Goal of the exercise -> An unaltered copy of every line below is the expected output.
┌──
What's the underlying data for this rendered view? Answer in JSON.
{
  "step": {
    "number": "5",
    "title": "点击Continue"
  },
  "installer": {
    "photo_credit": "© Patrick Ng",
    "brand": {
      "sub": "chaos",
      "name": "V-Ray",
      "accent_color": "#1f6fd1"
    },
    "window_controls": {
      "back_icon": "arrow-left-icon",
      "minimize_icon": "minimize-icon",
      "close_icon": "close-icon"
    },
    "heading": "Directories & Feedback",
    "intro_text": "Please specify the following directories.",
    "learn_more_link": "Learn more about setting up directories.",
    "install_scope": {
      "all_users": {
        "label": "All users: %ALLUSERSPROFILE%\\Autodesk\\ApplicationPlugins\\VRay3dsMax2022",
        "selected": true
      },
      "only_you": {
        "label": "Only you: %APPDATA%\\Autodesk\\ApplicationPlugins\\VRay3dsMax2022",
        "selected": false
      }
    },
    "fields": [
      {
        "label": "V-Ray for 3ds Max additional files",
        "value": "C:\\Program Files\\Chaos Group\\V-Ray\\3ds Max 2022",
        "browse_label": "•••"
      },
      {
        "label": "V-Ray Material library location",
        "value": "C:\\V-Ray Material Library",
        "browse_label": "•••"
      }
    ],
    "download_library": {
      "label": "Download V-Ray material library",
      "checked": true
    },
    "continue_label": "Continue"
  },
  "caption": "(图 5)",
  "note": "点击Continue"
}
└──
Solution below ->
What's the underlying data for this rendered view? Answer in JSON.
{
  "step": {
    "number": "5",
    "title": "点击Continue"
  },
  "installer": {
    "photo_credit": "© Patrick Ng",
    "brand": {
      "sub": "chaos",
      "name": "V-Ray",
      "accent_color": "#1f6fd1"
    },
    "window_controls": {
      "back_icon": "arrow-left-icon",
      "minimize_icon": "minimize-icon",
      "close_icon": "close-icon"
    },
    "heading": "Directories & Feedback",
    "intro_text": "Please specify the following directories.",
    "learn_more_link": "Learn more about setting up directories.",
    "install_scope": {
      "all_users": {
        "label": "All users: %ALLUSERSPROFILE%\\Autodesk\\ApplicationPlugins\\VRay3dsMax2022",
        "selected": true
      },
      "only_you": {
        "label": "Only you: %APPDATA%\\Autodesk\\ApplicationPlugins\\VRay3dsMax2022",
        "selected": false
      }
    },
    "fields": [
      {
        "label": "V-Ray for 3ds Max additional files",
        "value": "C:\\Program Files\\Chaos Group\\V-Ray\\3ds Max 2022",
        "browse_label": "•••"
      },
      {
        "label": "V-Ray Material library location",
        "value": "C:\\V-Ray Material Library",
        "browse_label": "•••"
      }
    ],
    "download_library": {
      "label": "Download V-Ray material library",
      "checked": true
    },
    "continue_label": "Continue"
  },
  "caption": "(图 5)",
  "note": "点击Continue"
}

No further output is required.